- Dataset records
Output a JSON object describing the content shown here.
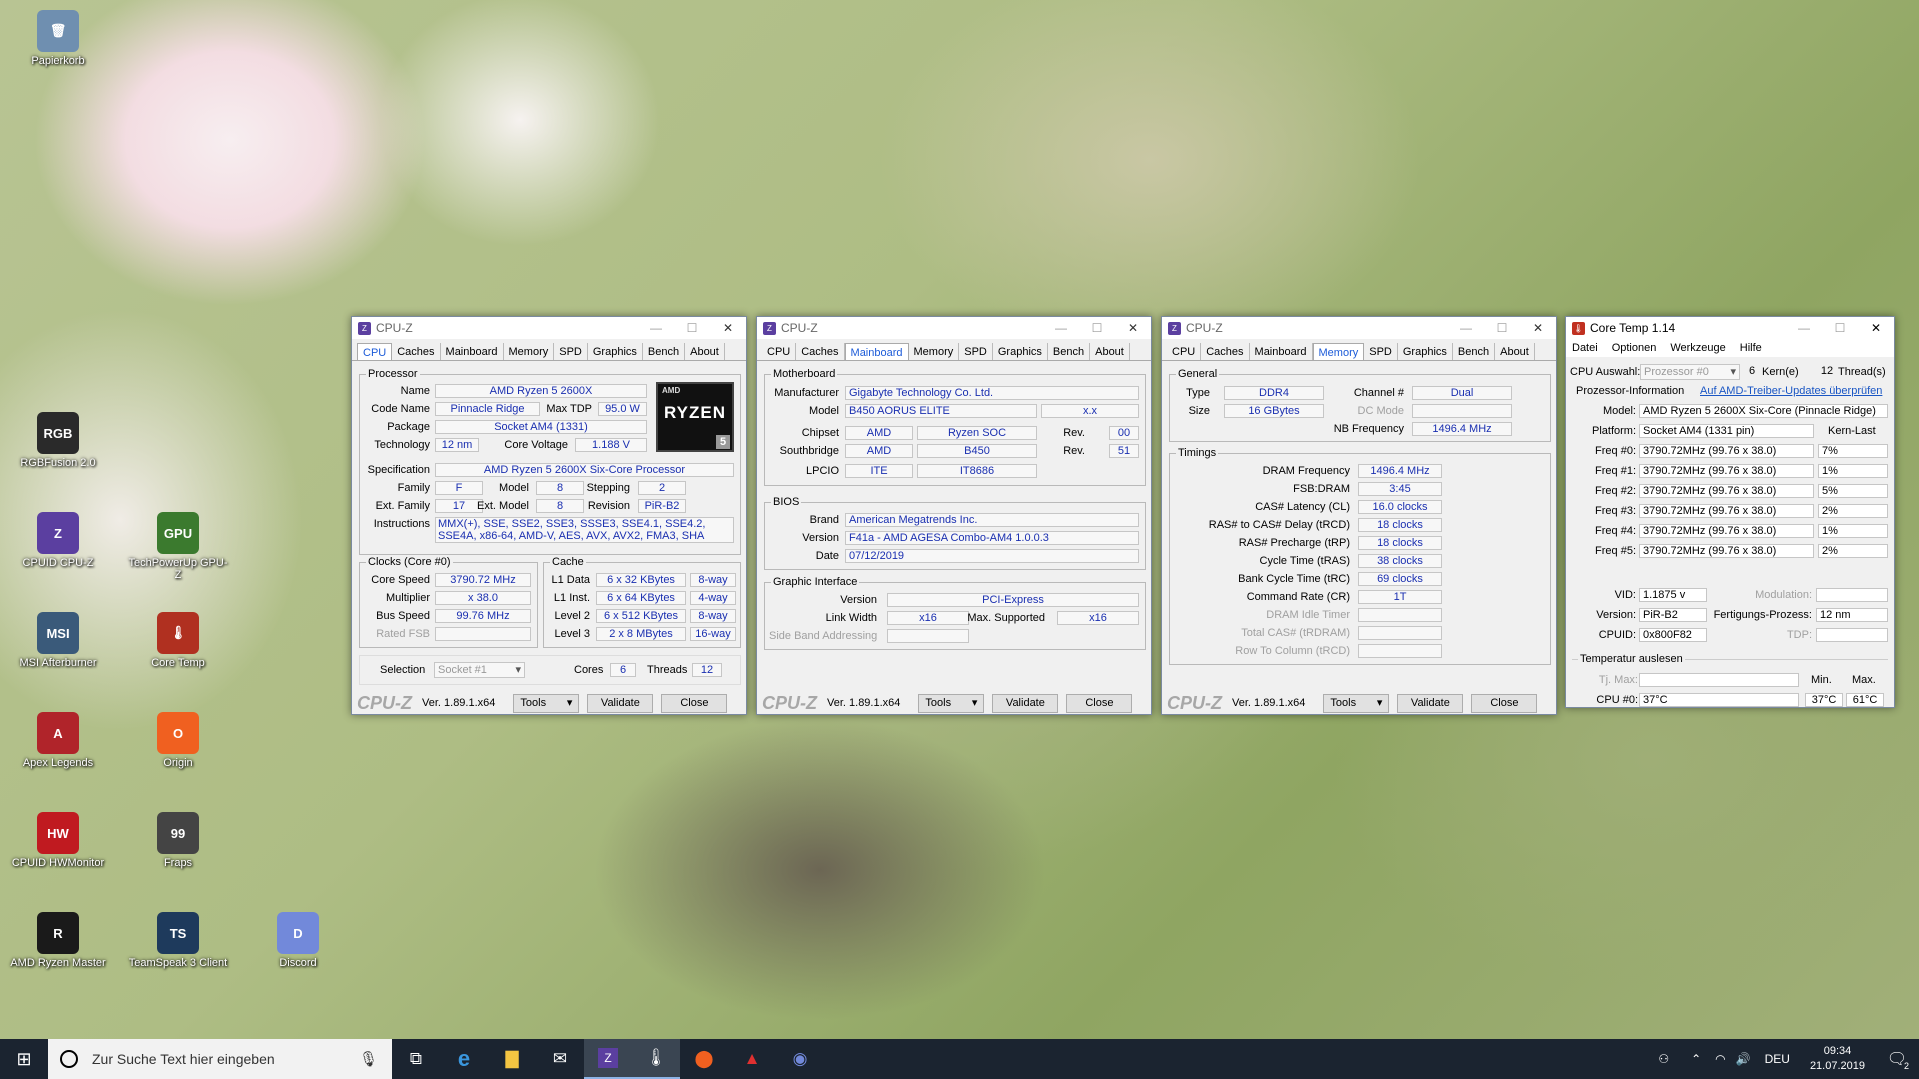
{
  "desktop": {
    "icons": [
      {
        "label": "Papierkorb",
        "glyph": "🗑",
        "bg": "#6f8fb0"
      },
      {
        "label": "RGBFusion 2.0",
        "glyph": "RGB",
        "bg": "#2a2a2a"
      },
      {
        "label": "CPUID CPU-Z",
        "glyph": "Z",
        "bg": "#5b3fa0"
      },
      {
        "label": "TechPowerUp GPU-Z",
        "glyph": "GPU",
        "bg": "#3b7a2e"
      },
      {
        "label": "MSI Afterburner",
        "glyph": "MSI",
        "bg": "#3a5a7a"
      },
      {
        "label": "Core Temp",
        "glyph": "🌡",
        "bg": "#b03020"
      },
      {
        "label": "Apex Legends",
        "glyph": "A",
        "bg": "#b0242a"
      },
      {
        "label": "Origin",
        "glyph": "O",
        "bg": "#f06020"
      },
      {
        "label": "CPUID HWMonitor",
        "glyph": "HW",
        "bg": "#c01a20"
      },
      {
        "label": "Fraps",
        "glyph": "99",
        "bg": "#444"
      },
      {
        "label": "AMD Ryzen Master",
        "glyph": "R",
        "bg": "#1a1a1a"
      },
      {
        "label": "TeamSpeak 3 Client",
        "glyph": "TS",
        "bg": "#1e3a5c"
      },
      {
        "label": "Discord",
        "glyph": "D",
        "bg": "#7289da"
      }
    ]
  },
  "cpuz_common": {
    "title": "CPU-Z",
    "tabs": [
      "CPU",
      "Caches",
      "Mainboard",
      "Memory",
      "SPD",
      "Graphics",
      "Bench",
      "About"
    ],
    "brand": "CPU-Z",
    "version": "Ver. 1.89.1.x64",
    "tools": "Tools",
    "validate": "Validate",
    "close": "Close"
  },
  "cpu": {
    "processor_group": "Processor",
    "name_lbl": "Name",
    "name": "AMD Ryzen 5 2600X",
    "codename_lbl": "Code Name",
    "codename": "Pinnacle Ridge",
    "maxtdp_lbl": "Max TDP",
    "maxtdp": "95.0 W",
    "package_lbl": "Package",
    "package": "Socket AM4 (1331)",
    "tech_lbl": "Technology",
    "tech": "12 nm",
    "voltage_lbl": "Core Voltage",
    "voltage": "1.188 V",
    "spec_lbl": "Specification",
    "spec": "AMD Ryzen 5 2600X Six-Core Processor",
    "family_lbl": "Family",
    "family": "F",
    "model_lbl": "Model",
    "model": "8",
    "stepping_lbl": "Stepping",
    "stepping": "2",
    "extfamily_lbl": "Ext. Family",
    "extfamily": "17",
    "extmodel_lbl": "Ext. Model",
    "extmodel": "8",
    "revision_lbl": "Revision",
    "revision": "PiR-B2",
    "instr_lbl": "Instructions",
    "instr": "MMX(+), SSE, SSE2, SSE3, SSSE3, SSE4.1, SSE4.2, SSE4A, x86-64, AMD-V, AES, AVX, AVX2, FMA3, SHA",
    "logo_top": "AMD",
    "logo_main": "RYZEN",
    "logo_num": "5",
    "clocks_group": "Clocks (Core #0)",
    "corespeed_lbl": "Core Speed",
    "corespeed": "3790.72 MHz",
    "mult_lbl": "Multiplier",
    "mult": "x 38.0",
    "bus_lbl": "Bus Speed",
    "bus": "99.76 MHz",
    "fsb_lbl": "Rated FSB",
    "cache_group": "Cache",
    "l1d_lbl": "L1 Data",
    "l1d": "6 x 32 KBytes",
    "l1d_way": "8-way",
    "l1i_lbl": "L1 Inst.",
    "l1i": "6 x 64 KBytes",
    "l1i_way": "4-way",
    "l2_lbl": "Level 2",
    "l2": "6 x 512 KBytes",
    "l2_way": "8-way",
    "l3_lbl": "Level 3",
    "l3": "2 x 8 MBytes",
    "l3_way": "16-way",
    "selection_lbl": "Selection",
    "selection": "Socket #1",
    "cores_lbl": "Cores",
    "cores": "6",
    "threads_lbl": "Threads",
    "threads": "12"
  },
  "mainboard": {
    "mb_group": "Motherboard",
    "manu_lbl": "Manufacturer",
    "manu": "Gigabyte Technology Co. Ltd.",
    "model_lbl": "Model",
    "model": "B450 AORUS ELITE",
    "model_rev": "x.x",
    "chipset_lbl": "Chipset",
    "chipset": "AMD",
    "chipset2": "Ryzen SOC",
    "chipset_rev_lbl": "Rev.",
    "chipset_rev": "00",
    "south_lbl": "Southbridge",
    "south": "AMD",
    "south2": "B450",
    "south_rev_lbl": "Rev.",
    "south_rev": "51",
    "lpcio_lbl": "LPCIO",
    "lpcio": "ITE",
    "lpcio2": "IT8686",
    "bios_group": "BIOS",
    "brand_lbl": "Brand",
    "brand": "American Megatrends Inc.",
    "version_lbl": "Version",
    "version": "F41a - AMD AGESA Combo-AM4 1.0.0.3",
    "date_lbl": "Date",
    "date": "07/12/2019",
    "gi_group": "Graphic Interface",
    "giver_lbl": "Version",
    "giver": "PCI-Express",
    "link_lbl": "Link Width",
    "link": "x16",
    "maxsup_lbl": "Max. Supported",
    "maxsup": "x16",
    "sideband_lbl": "Side Band Addressing"
  },
  "memory": {
    "general_group": "General",
    "type_lbl": "Type",
    "type": "DDR4",
    "channel_lbl": "Channel #",
    "channel": "Dual",
    "size_lbl": "Size",
    "size": "16 GBytes",
    "dcmode_lbl": "DC Mode",
    "nbfreq_lbl": "NB Frequency",
    "nbfreq": "1496.4 MHz",
    "timings_group": "Timings",
    "timings": [
      {
        "lbl": "DRAM Frequency",
        "val": "1496.4 MHz",
        "dim": false
      },
      {
        "lbl": "FSB:DRAM",
        "val": "3:45",
        "dim": false
      },
      {
        "lbl": "CAS# Latency (CL)",
        "val": "16.0 clocks",
        "dim": false
      },
      {
        "lbl": "RAS# to CAS# Delay (tRCD)",
        "val": "18 clocks",
        "dim": false
      },
      {
        "lbl": "RAS# Precharge (tRP)",
        "val": "18 clocks",
        "dim": false
      },
      {
        "lbl": "Cycle Time (tRAS)",
        "val": "38 clocks",
        "dim": false
      },
      {
        "lbl": "Bank Cycle Time (tRC)",
        "val": "69 clocks",
        "dim": false
      },
      {
        "lbl": "Command Rate (CR)",
        "val": "1T",
        "dim": false
      },
      {
        "lbl": "DRAM Idle Timer",
        "val": "",
        "dim": true
      },
      {
        "lbl": "Total CAS# (tRDRAM)",
        "val": "",
        "dim": true
      },
      {
        "lbl": "Row To Column (tRCD)",
        "val": "",
        "dim": true
      }
    ]
  },
  "coretemp": {
    "title": "Core Temp 1.14",
    "menu": [
      "Datei",
      "Optionen",
      "Werkzeuge",
      "Hilfe"
    ],
    "cpu_sel_lbl": "CPU Auswahl:",
    "cpu_sel": "Prozessor #0",
    "cores_num": "6",
    "cores_lbl": "Kern(e)",
    "threads_num": "12",
    "threads_lbl": "Thread(s)",
    "procinfo_lbl": "Prozessor-Information",
    "update_link": "Auf AMD-Treiber-Updates überprüfen",
    "model_lbl": "Model:",
    "model": "AMD Ryzen 5 2600X Six-Core (Pinnacle Ridge)",
    "platform_lbl": "Platform:",
    "platform": "Socket AM4 (1331 pin)",
    "load_hdr": "Kern-Last",
    "freqs": [
      {
        "lbl": "Freq #0:",
        "val": "3790.72MHz (99.76 x 38.0)",
        "load": "7%"
      },
      {
        "lbl": "Freq #1:",
        "val": "3790.72MHz (99.76 x 38.0)",
        "load": "1%"
      },
      {
        "lbl": "Freq #2:",
        "val": "3790.72MHz (99.76 x 38.0)",
        "load": "5%"
      },
      {
        "lbl": "Freq #3:",
        "val": "3790.72MHz (99.76 x 38.0)",
        "load": "2%"
      },
      {
        "lbl": "Freq #4:",
        "val": "3790.72MHz (99.76 x 38.0)",
        "load": "1%"
      },
      {
        "lbl": "Freq #5:",
        "val": "3790.72MHz (99.76 x 38.0)",
        "load": "2%"
      }
    ],
    "vid_lbl": "VID:",
    "vid": "1.1875 v",
    "modulation_lbl": "Modulation:",
    "version_lbl": "Version:",
    "version": "PiR-B2",
    "process_lbl": "Fertigungs-Prozess:",
    "process": "12 nm",
    "cpuid_lbl": "CPUID:",
    "cpuid": "0x800F82",
    "tdp_lbl": "TDP:",
    "temp_group": "Temperatur auslesen",
    "tjmax_lbl": "Tj. Max:",
    "min_lbl": "Min.",
    "max_lbl": "Max.",
    "cpu0_lbl": "CPU #0:",
    "cpu0": "37°C",
    "cpu0_min": "37°C",
    "cpu0_max": "61°C"
  },
  "taskbar": {
    "search_placeholder": "Zur Suche Text hier eingeben",
    "lang": "DEU",
    "time": "09:34",
    "date": "21.07.2019",
    "notif_count": "2"
  }
}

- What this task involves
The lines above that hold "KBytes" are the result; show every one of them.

- Finished exercise
    "l1d": "6 x 32 KBytes",
    "l1i": "6 x 64 KBytes",
    "l2": "6 x 512 KBytes",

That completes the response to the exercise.